  • Join Over 9,000 Readers Who Receive
    Our Complimentary Bimonthly eNewsletter

  • Features From Previous Issues

    The Italian Line

    One of a pair of lounge chairs by Franco Albini, Cassina

    ​The grace and verve of postwar Italian design are causing it to find new favor with collectors and take its rightful place in the 20th-century canon. Continue reading

    Perfect Timing

    18th-century ormolu and Derby porcelain annular timepiece

    Starting in the late 18th century horologists and other artisans poured all their ingenuity and fantasy into extravagantly decorated mantel and desk clocks. Continue reading

    Silver Age

    Tiffany & Co., tomato server with Olympia pattern.

    In 19th- and early 20th-century America, new wealth and social competition spurred a sterling surge of artistry in tableware. Continue reading

    Furnishing the Nation

    Side chair, Philadelphia, 1810–20, mahogany with mahogany and rosewood veneers and
ebony inlay, brass, 33 1⁄4 x 19 x 23 1/8 inches.

    The Kaufman Collection of American antiques, now on view at the National Gallery, chronicles the evolution of taste, technique, and creativity in a young country. Continue reading

    The Lalique Mystique

    René Lalique, Illuminated Surtout de table, Oiseau de Feu (Firebird), R. Lalique et Cie., circa 1922, mold-pressed, acid-etched intaglio design, 42.2 cm.

    French designer-entrepreneur René Lalique was a wizard who could make glass do just about anything—and die-hard devotees of his works will do just about anything to get them. Continue reading

    One Piece at a Time

    Wendell Castle, oak sleigh chair with hard leather sling seat, 1963

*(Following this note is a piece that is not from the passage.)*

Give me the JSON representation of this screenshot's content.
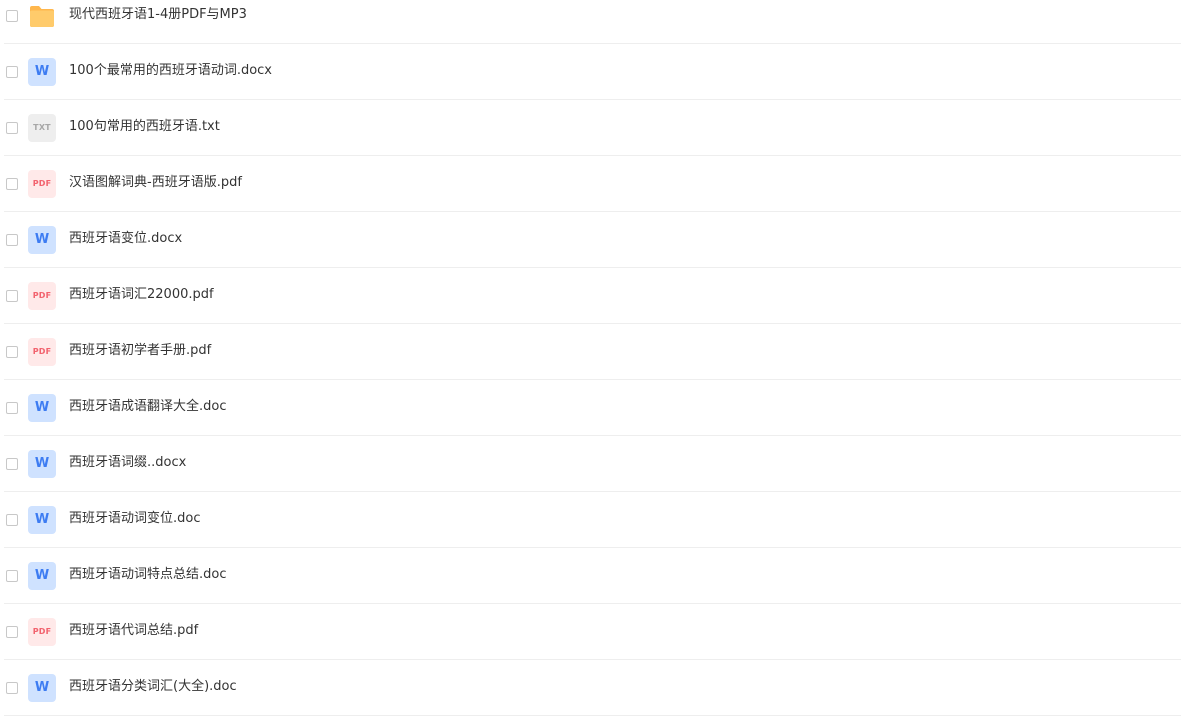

    The craftsmen of the studio furniture movement have always been American originals, working independently of each other, following their own visions, making everything by hand. Continue reading